Tuesday, March 3, 2009
"In praying, do not babble like the pagans,
who think that they will be heard because of their many words.
Do not be like them. Your Father knows what you need before you ask him.
"This is how you are to pray:
Our Father who art in heaven, hallowed be thy name,
thy Kingdom come, thy will be done, on earth as it is in heaven.
Give us this day our daily bread; and forgive us our trespasses,
as we forgive those who trespass against us;
and lead us not into temptation, but deliver us from evil.
"If you forgive men their transgressions,
your heavenly Father will forgive you.
But if you do not forgive men,
neither will your Father forgive your transgressions."
Class of 2010
The Lenten season is a special time for Catholics around the world to reflect on their lives and strive to truly understand their relationships with others and with God. Matthew 6:7-15 is a piece of Scripture in which Jesus takes the time to guide us on how we are to reflect and repent. We as a community of faith constantly use the Lord's Prayer as a means of communication with our Lord, but do we truly listen to and understand the words in it?
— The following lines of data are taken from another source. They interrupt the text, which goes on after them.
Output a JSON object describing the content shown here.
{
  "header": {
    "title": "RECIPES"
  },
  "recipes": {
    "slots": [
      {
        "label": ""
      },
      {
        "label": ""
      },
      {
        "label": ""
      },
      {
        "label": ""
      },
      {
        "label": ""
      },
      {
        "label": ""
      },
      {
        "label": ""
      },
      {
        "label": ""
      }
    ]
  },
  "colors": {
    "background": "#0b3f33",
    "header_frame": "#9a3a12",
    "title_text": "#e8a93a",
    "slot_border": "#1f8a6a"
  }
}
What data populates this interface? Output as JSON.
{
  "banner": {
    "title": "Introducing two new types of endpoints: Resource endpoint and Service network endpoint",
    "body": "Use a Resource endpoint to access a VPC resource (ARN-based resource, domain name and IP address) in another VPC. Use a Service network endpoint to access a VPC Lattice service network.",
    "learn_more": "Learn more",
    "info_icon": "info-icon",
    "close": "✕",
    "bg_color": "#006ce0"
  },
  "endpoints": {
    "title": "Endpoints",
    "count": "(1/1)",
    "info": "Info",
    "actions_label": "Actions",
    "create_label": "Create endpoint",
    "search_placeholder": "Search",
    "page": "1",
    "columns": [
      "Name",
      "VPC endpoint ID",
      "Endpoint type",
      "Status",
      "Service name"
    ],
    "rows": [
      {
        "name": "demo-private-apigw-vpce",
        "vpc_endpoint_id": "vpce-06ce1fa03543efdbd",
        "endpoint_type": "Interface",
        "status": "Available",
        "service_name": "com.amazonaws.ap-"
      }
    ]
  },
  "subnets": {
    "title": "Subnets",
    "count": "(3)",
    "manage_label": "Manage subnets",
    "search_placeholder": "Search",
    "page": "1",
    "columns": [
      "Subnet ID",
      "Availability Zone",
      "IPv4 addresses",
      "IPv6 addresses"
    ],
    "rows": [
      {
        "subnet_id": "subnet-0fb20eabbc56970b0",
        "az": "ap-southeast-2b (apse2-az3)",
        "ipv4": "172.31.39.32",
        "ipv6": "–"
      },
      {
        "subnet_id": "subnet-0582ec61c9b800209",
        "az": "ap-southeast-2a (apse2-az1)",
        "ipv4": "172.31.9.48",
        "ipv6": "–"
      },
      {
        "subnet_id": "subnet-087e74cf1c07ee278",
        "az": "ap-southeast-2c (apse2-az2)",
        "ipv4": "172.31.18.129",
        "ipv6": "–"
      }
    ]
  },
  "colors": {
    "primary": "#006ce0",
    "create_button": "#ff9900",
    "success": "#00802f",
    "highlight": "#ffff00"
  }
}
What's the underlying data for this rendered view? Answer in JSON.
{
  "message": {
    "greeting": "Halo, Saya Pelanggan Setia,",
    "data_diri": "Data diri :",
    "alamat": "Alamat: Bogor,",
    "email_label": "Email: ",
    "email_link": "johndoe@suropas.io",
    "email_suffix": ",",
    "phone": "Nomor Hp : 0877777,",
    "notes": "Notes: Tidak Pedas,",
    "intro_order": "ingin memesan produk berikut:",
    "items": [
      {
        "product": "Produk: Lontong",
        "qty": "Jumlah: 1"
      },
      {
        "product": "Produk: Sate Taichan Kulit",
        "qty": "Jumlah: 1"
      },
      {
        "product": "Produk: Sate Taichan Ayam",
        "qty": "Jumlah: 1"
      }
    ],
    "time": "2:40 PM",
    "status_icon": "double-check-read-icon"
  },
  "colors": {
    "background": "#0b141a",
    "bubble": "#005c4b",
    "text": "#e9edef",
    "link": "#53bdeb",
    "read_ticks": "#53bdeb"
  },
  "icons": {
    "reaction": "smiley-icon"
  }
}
Just look at how it begins, "Our Father." Those two simple words start this prayer, this plea, by acknowledging that God is our superior and our guide. You can go through the rest of the prayer piece by piece and find a clear and meaningful message that we declare to our Lord every time we pray those lines, yet so often we don't even realize what we're saying. I find it so refreshing to slow down every so often and really examine just what I am proclaiming to my Lord. To remind myself just how significant my words are is to reinforce what my relationship with God really means and entails.
Towards the end of this week's Scripture message, Jesus tells the crowds that in order to be forgiven by their heavenly Father they must be willing to forgive others for wrongdoings done to them. I feel that this message is an extension of Jesus' proclamation, "As the Father has sent Me, so I send you." Who are we to deserve forgiveness from our God if we are not willing to look at our brothers and sisters in Christ and be too stubborn to forgive them for their shortcomings? We as human beings were created in the image and likeness of God. Thus we have an obligation to our Creator and our brothers and sisters to act, as our human limitations allow, like our Creator. If God is willing to forgive us for our sins, we must be willing to forgive others. Through the forgiveness of others we can begin to understand the unconditional love that the Lord has for us.
Through this Lenten season may we as a community of believers take time every day to reflect on who we are, repent for our wrongdoings, and most importantly forgive others who come forward seeking absolution. If we do these things, we will become more Christ like, and our relationship with our Creator will be cultivated, deepened, and enriched.